→ Work to be completed: Print out the data exactly, keeping every image out of it.

→ Data to use:

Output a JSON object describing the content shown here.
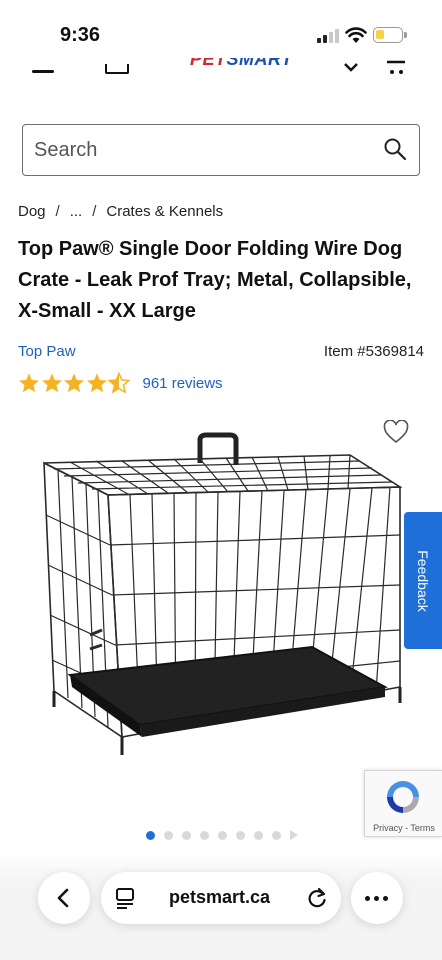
{
  "status_bar": {
    "time": "9:36"
  },
  "header": {
    "logo_text_left": "PET",
    "logo_text_right": "SMART"
  },
  "search": {
    "placeholder": "Search",
    "value": ""
  },
  "breadcrumb": [
    {
      "label": "Dog"
    },
    {
      "label": "..."
    },
    {
      "label": "Crates & Kennels"
    }
  ],
  "breadcrumb_separator": "/",
  "product": {
    "title": "Top Paw® Single Door Folding Wire Dog Crate - Leak Prof Tray; Metal, Collapsible, X-Small - XX Large",
    "brand": "Top Paw",
    "item_number": "Item #5369814",
    "rating": 4.5,
    "reviews": "961 reviews"
  },
  "image_carousel": {
    "total_dots": 8,
    "active_index": 0
  },
  "feedback_tab": {
    "label": "Feedback"
  },
  "recaptcha": {
    "links": "Privacy - Terms"
  },
  "browser": {
    "url": "petsmart.ca"
  },
  "colors": {
    "link": "#1f5fbf",
    "accent": "#1f6fd9",
    "star": "#f5b324"
  },
  "icons": {
    "search": "search-icon",
    "heart": "heart-icon",
    "back": "chevron-left-icon",
    "reload": "reload-icon",
    "more": "more-icon",
    "reader": "reader-icon"
  }
}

→ Task response:
Output a JSON object describing the content shown here.
{
  "status_bar": {
    "time": "9:36"
  },
  "header": {
    "logo_text_left": "PET",
    "logo_text_right": "SMART"
  },
  "search": {
    "placeholder": "Search",
    "value": ""
  },
  "breadcrumb": [
    {
      "label": "Dog"
    },
    {
      "label": "..."
    },
    {
      "label": "Crates & Kennels"
    }
  ],
  "breadcrumb_separator": "/",
  "product": {
    "title": "Top Paw® Single Door Folding Wire Dog Crate - Leak Prof Tray; Metal, Collapsible, X-Small - XX Large",
    "brand": "Top Paw",
    "item_number": "Item #5369814",
    "rating": 4.5,
    "reviews": "961 reviews"
  },
  "image_carousel": {
    "total_dots": 8,
    "active_index": 0
  },
  "feedback_tab": {
    "label": "Feedback"
  },
  "recaptcha": {
    "links": "Privacy - Terms"
  },
  "browser": {
    "url": "petsmart.ca"
  },
  "colors": {
    "link": "#1f5fbf",
    "accent": "#1f6fd9",
    "star": "#f5b324"
  },
  "icons": {
    "search": "search-icon",
    "heart": "heart-icon",
    "back": "chevron-left-icon",
    "reload": "reload-icon",
    "more": "more-icon",
    "reader": "reader-icon"
  }
}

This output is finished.